Marie Richards (PhD student, IHA) has been awarded one of eleven Tribal Food Systems Graduate Fellowships from the Intertribal Agricultural Council and the Inter-Institutional Network for Food, Agriculture and Sustainability. This competitive program provides direct financial support and mentorship for graduate research during the 2020/21 academic year, including mentorship from outside MTU, monthly cohort sessions, and dissemination of project results. The experience and networks fellows will gain through participating in this inaugural Indian Country food systems cohort will expand their network and exposure to scholars multifold. IAC is the nation’s largest and longest standing Native American agriculture and natural resources organization. IAC’s efforts over the past 30 years have supported programming and policy work impacting hundreds of Tribal communities and thousands of individual Tribal producers across the country. INFAS is a national network of food systems academics and institutions. This cohort consists of members from rural communities in South Dakota, to urban populations in California; from the islands of Hawaii, to the vast landscapes of Alaska. This inaugural fellowship year is guaranteed to impact food and agriculture scholarship nationally and beyond! 


Commencement Celebration

On Friday, May 1st the Department of Social Sciences held a virtual commencement celebration honoring its 2019-20 graduates. 

2020 Department of Social Sciences Graduation Celebration

“We are marking an important milestone in the lives of our graduates. Graduates, you are ending one phase of your formal education and beginning a new phase of your lives.”

Hugh Gorman, Department Chair, Social Sciences

Speakers

  • President Richard Koubek
  • Dean David Hemmer
  • Dr. Mayra Sanchez Morgan
  • Ph.D. Candidate Will Lytle
  • Professor Emerita Dr. Carol A. Maclennan

Professor Mark Rhodes provided a musical interlude “Theme from Star Trek Voyager” on trumpet and recent anthropology graduate, Charles Fugate read the poem “In April” by Rainer Maria Rilke. Undergraduate awards were presented and the names of our graduates were read. The musical closing was provided by the Pep Band and Blizzard.

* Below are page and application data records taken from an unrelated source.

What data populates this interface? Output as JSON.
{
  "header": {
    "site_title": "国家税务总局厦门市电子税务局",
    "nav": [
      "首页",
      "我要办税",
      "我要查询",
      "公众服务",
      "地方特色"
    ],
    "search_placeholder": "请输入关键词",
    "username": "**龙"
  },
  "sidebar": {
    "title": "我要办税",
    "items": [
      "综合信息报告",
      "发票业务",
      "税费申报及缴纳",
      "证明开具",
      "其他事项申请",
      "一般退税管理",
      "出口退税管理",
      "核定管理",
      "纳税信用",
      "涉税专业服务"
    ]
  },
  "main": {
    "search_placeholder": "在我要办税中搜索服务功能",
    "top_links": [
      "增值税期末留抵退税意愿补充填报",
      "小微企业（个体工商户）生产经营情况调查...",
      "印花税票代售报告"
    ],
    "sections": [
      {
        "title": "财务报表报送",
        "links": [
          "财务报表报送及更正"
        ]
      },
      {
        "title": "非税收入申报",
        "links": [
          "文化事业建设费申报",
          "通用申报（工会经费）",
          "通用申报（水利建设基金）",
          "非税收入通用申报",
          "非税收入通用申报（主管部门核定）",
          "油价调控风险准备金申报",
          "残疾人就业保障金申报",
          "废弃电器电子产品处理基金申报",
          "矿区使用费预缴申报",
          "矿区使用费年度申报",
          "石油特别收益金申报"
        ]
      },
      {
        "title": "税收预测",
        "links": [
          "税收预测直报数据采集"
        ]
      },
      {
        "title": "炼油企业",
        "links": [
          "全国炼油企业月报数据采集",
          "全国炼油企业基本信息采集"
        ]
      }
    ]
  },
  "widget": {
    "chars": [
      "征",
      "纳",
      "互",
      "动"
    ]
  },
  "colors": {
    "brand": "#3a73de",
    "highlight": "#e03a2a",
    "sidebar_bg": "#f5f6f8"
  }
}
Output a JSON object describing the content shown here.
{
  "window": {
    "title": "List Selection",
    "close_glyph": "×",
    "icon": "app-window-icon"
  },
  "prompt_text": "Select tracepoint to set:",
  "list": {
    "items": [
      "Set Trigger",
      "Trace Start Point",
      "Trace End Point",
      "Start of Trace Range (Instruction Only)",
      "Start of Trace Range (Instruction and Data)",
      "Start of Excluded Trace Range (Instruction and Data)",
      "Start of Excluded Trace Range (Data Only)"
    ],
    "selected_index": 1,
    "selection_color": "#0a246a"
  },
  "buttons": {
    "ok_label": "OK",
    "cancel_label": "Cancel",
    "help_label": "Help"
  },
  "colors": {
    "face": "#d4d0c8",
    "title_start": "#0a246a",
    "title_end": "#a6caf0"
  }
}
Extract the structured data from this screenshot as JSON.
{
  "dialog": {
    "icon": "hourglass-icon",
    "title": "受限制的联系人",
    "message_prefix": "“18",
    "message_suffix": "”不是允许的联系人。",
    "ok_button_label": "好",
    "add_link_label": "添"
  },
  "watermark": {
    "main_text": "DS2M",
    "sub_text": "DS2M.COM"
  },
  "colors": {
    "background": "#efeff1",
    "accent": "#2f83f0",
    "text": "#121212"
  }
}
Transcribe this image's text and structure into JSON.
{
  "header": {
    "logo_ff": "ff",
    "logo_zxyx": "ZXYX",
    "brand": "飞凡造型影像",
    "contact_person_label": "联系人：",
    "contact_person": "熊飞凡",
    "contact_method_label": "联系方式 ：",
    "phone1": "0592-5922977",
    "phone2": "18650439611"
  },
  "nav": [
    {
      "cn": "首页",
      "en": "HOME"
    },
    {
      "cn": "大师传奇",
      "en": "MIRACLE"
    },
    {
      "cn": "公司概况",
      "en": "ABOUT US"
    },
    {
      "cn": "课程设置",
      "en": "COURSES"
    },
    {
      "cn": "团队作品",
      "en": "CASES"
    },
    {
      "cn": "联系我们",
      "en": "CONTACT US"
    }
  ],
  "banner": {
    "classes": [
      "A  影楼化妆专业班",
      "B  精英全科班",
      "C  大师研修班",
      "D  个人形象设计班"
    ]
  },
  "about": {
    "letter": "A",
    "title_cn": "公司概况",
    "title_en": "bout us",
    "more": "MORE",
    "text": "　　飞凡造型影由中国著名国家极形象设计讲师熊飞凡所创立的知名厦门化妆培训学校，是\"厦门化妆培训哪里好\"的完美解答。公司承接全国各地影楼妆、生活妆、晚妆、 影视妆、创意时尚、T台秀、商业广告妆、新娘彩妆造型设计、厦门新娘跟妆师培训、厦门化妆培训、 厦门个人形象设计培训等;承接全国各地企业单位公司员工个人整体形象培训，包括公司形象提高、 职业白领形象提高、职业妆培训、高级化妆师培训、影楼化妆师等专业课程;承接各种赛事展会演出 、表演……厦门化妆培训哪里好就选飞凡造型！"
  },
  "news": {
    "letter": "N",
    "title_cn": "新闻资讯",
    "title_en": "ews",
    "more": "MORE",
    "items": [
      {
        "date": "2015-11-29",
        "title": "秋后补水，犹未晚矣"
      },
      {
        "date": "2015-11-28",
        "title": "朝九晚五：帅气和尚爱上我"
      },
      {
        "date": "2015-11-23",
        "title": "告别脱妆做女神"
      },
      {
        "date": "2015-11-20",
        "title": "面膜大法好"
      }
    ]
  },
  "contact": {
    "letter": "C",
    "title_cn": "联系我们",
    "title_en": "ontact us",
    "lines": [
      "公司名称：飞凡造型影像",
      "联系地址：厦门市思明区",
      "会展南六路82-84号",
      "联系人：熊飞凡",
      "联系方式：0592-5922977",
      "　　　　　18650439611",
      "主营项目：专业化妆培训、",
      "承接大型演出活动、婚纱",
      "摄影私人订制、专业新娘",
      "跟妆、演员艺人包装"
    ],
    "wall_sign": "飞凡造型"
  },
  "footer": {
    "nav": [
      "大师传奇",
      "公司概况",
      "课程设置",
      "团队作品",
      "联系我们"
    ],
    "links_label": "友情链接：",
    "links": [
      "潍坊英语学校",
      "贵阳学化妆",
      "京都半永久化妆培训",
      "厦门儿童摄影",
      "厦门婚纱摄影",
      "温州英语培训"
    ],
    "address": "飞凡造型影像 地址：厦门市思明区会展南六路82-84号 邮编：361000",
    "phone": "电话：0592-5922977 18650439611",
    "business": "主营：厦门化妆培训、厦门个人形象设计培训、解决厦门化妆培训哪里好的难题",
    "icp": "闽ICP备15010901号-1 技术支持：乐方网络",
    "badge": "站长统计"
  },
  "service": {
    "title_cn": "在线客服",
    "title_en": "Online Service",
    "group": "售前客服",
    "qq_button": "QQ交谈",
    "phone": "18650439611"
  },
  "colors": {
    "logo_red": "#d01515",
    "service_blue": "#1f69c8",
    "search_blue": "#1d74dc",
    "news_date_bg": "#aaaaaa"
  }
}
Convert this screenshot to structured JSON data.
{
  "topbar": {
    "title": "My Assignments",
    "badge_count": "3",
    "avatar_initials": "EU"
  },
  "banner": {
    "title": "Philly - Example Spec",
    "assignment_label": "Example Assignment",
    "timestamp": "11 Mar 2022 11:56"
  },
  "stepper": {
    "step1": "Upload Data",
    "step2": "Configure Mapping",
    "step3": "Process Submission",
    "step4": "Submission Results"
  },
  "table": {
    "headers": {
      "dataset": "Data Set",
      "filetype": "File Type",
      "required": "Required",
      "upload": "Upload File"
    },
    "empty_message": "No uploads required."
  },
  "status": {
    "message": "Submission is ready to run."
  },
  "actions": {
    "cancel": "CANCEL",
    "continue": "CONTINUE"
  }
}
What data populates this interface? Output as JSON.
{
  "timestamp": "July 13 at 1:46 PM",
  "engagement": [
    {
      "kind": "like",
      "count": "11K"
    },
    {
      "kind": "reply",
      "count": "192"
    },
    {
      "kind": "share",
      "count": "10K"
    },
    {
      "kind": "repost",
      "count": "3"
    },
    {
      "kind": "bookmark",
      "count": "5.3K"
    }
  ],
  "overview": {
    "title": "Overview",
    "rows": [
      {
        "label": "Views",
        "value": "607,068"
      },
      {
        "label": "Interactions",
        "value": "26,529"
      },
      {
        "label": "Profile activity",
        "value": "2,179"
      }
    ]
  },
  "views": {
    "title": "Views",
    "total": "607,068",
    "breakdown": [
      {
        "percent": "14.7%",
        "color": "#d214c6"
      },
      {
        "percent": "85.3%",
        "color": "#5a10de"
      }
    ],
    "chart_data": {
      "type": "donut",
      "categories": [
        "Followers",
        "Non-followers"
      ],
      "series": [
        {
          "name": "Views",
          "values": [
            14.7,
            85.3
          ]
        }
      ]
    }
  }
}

Congratulations to all. We wish you continued success.

“You persevered, and along the way you made a lasting imprint on our campus community.”

Rick Koubek, President
Musical Interlude provided by Professor Mark Rhodes

Social Sciences Graduates 2019-2020

Doctor of Philsophy

Erin Burkett, Environmental and Energy Policy, PhD
Brent J. Burns, Environmental and Energy Policy, PhD
Mayra Sanchez Morgan, Environmental and Energy Policy, PhD
Andrew Mueller, Industrial Heritage and Archaeology, PhD

Master of Science

Karuna Rana, Environmental and Energy Policy, MS
Sun Van Nguyen, Environmental and Energy Policy, MS
Michael Levi Ryan, Environmental and Energy Policy, MS
Azat Turegeldin, Environmental and Energy Policy, MS
Robert John Zupko, Environmental and Energy Policy, MS
Tyler D. Allen, Industrial Heritage and Archaeology, MS
Brendan J. Doucet, Industrial Heritage and Archaeology, MS
Josef Thomas Iwanicki, Industrial Heritage and Archaeology, MS

Bachelor of Science

Charles R. Fugate, BS Anthropology
Bridget E. Quesnell, BS Anthropology
Trenton X. Woodcox, BS Social Sciences -Law and Society
Jessica M. Berryman, BS Social Sciences -Law and Society
Catherine A. Carra, BS Social Sciences -Education
Jason D. Sutherland, BS Social Sciences-Education

Undergraduate Awards

Outstanding Senior Award

Jessica Berryman and Charles Fugate

Undergraduate Research Awards

Alannah M Woodring and Lynette S Webber

Community-Based Research Prize

Angela Gutierrez and Timothy Stone

Departmental Scholar 2020

Timothy Stone

Dean David Hemmer addresses the graduates